sarajoesmom's picture

We are in the process of building a new garage, and unfortunately hired the worst contractor in the world of contractors.  He has pretty much left us in the position of fixing most of what he has done, and with a lien against our property for the cost of all the material, since he didn’t pay for any of it.  

Did you have a question? (post #216289, reply #1 of 5)

Did you have a question?


Of all the preposterous assumptions of humanity over humanity, nothing exceeds most of the criticisms made on the habits of the poor by the well-housed, well-warmed, and well-fed.  --Herman Melville

It cut off 1/2 of my post! (post #216289, reply #2 of 5)

Y’all must think I am a nut... half of my original post didn’t show up....  LOL.    Here is my question... one of the things this guy DID do was to grade the site in front of the garage so we could pour a concrete apron going up to the garage doors.  Unfortunately, the area he graded goes right across the water line from the street to our house.  The line was buried about 3 feet deep, and now is only 1 foot deep.  Is there anything we can do to protect the pipe from freezing without digging up the line and retrenching to bury it deeper?  We are pouring a 5” concrete apron - but I understand that concrete is even less of an insulator than soil.  Any advice would be greatly appreciated.  

In some cases you can place a (post #216289, reply #3 of 5)

In some cases you can place a layer of insulating foam above the pipe, spreading out several feet in both directions.  But you'd have to check with an expert in local codes and practices.


Of all the preposterous assumptions of humanity over humanity, nothing exceeds most of the criticisms made on the habits of the poor by the well-housed, well-warmed, and well-fed.  --Herman Melville

Pretty much anything that (post #216289, reply #4 of 5)

Pretty much anything that will help, insulation or heat tape,  is going to involve digging around the pipe.

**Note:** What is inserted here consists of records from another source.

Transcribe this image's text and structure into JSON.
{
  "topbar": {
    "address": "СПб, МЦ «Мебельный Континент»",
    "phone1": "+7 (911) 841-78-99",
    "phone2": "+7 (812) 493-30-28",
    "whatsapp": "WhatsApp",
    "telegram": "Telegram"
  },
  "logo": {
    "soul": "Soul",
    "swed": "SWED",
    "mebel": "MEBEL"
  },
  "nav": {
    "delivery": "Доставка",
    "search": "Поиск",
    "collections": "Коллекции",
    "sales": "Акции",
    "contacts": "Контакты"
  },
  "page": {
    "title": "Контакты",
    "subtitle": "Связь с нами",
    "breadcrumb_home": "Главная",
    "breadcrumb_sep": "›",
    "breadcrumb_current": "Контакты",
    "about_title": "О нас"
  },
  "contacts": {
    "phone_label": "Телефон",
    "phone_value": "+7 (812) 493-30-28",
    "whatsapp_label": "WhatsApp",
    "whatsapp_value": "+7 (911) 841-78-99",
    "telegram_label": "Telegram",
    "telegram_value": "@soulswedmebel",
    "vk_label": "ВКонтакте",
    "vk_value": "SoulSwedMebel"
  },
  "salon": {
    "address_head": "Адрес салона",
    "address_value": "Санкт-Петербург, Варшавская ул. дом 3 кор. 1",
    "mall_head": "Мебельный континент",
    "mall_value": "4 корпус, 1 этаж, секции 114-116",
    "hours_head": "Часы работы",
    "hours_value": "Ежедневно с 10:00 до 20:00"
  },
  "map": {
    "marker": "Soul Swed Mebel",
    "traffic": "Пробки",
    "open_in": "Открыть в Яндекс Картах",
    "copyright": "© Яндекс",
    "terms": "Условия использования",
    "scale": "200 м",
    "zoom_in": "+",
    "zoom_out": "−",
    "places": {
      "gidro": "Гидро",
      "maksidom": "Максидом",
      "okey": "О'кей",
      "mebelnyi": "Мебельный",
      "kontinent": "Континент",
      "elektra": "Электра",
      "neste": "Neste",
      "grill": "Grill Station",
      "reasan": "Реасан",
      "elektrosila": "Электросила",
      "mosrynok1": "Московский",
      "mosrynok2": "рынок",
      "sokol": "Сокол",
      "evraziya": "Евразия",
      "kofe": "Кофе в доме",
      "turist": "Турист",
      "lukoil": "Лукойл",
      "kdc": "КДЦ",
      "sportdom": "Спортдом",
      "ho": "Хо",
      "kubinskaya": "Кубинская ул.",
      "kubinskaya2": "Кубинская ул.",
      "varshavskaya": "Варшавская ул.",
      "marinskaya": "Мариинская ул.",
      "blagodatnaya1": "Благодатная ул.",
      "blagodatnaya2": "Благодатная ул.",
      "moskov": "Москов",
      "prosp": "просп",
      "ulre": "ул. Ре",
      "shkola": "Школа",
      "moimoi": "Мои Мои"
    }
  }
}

Since you have to dig anyway I'd dig it up and bury it deeper.

Florida Licensed Building Contractor, 50 years experience in commercial remodeling, new homes, home remodeling and repairs and all types building maintenance.

It's not necessary to dig (post #216289, reply #5 of 5)

It's not necessary to dig below the pipe.  Insulation placed above the pipe will capture heat rising from the earth and keep the pipe warm.  Insulating all around the pipe can actually be worse, because there's nothing to keep the pipe warm.


Of all the preposterous assumptions of humanity over humanity, nothing exceeds most of the criticisms made on the habits of the poor by the well-housed, well-warmed, and well-fed.  --Herman Melville